• Given data:
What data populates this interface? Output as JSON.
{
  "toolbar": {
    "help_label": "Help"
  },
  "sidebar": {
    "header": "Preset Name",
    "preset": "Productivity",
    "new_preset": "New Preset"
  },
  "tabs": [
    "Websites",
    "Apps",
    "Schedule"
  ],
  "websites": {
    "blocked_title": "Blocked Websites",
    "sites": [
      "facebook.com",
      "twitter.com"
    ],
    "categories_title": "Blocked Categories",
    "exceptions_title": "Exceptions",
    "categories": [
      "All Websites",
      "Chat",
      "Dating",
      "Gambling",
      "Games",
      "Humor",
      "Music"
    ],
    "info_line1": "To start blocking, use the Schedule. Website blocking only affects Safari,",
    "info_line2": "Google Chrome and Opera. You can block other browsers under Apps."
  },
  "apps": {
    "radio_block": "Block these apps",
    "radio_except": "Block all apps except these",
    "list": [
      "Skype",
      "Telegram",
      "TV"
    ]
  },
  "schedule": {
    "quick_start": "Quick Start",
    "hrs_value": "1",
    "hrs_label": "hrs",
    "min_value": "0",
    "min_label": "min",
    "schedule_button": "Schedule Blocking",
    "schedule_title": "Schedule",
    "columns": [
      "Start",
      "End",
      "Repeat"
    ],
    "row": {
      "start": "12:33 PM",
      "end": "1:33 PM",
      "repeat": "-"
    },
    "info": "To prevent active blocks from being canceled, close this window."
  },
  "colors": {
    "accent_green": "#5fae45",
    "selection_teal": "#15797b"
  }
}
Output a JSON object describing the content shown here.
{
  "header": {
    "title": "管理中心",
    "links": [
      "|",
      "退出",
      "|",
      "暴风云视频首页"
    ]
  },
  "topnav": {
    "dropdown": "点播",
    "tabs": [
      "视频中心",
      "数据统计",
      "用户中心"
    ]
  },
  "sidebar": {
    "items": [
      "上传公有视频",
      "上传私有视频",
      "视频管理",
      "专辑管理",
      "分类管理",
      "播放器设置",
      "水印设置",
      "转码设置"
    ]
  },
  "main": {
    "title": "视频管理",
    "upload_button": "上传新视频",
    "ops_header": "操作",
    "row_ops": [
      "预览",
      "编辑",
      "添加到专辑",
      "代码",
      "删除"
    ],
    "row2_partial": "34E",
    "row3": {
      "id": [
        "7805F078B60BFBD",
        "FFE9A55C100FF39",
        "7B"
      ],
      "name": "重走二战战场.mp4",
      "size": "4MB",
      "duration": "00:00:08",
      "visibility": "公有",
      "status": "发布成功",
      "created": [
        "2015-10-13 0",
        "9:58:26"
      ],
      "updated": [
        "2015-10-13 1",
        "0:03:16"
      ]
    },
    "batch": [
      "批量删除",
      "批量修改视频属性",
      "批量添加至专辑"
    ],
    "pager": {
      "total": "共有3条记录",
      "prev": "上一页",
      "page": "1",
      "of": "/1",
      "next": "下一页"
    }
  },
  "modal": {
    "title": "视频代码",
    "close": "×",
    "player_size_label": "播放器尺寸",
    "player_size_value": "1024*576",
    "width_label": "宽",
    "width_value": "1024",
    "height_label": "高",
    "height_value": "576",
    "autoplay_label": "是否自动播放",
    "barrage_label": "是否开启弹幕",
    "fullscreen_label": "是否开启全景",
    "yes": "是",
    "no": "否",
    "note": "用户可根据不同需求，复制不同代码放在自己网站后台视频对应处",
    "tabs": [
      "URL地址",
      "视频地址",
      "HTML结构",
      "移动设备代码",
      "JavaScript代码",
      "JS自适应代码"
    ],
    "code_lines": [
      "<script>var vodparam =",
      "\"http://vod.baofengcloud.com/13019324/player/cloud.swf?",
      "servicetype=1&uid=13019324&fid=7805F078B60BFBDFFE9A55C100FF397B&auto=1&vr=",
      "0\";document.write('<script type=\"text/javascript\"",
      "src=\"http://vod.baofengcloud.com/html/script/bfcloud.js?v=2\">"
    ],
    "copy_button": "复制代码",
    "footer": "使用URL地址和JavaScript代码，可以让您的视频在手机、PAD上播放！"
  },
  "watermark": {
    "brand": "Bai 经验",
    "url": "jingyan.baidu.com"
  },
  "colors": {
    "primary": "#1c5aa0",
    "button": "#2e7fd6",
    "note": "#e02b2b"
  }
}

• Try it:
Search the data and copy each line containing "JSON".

• Output below:
What data populates this interface? Output as JSON.
Output a JSON object describing the content shown here.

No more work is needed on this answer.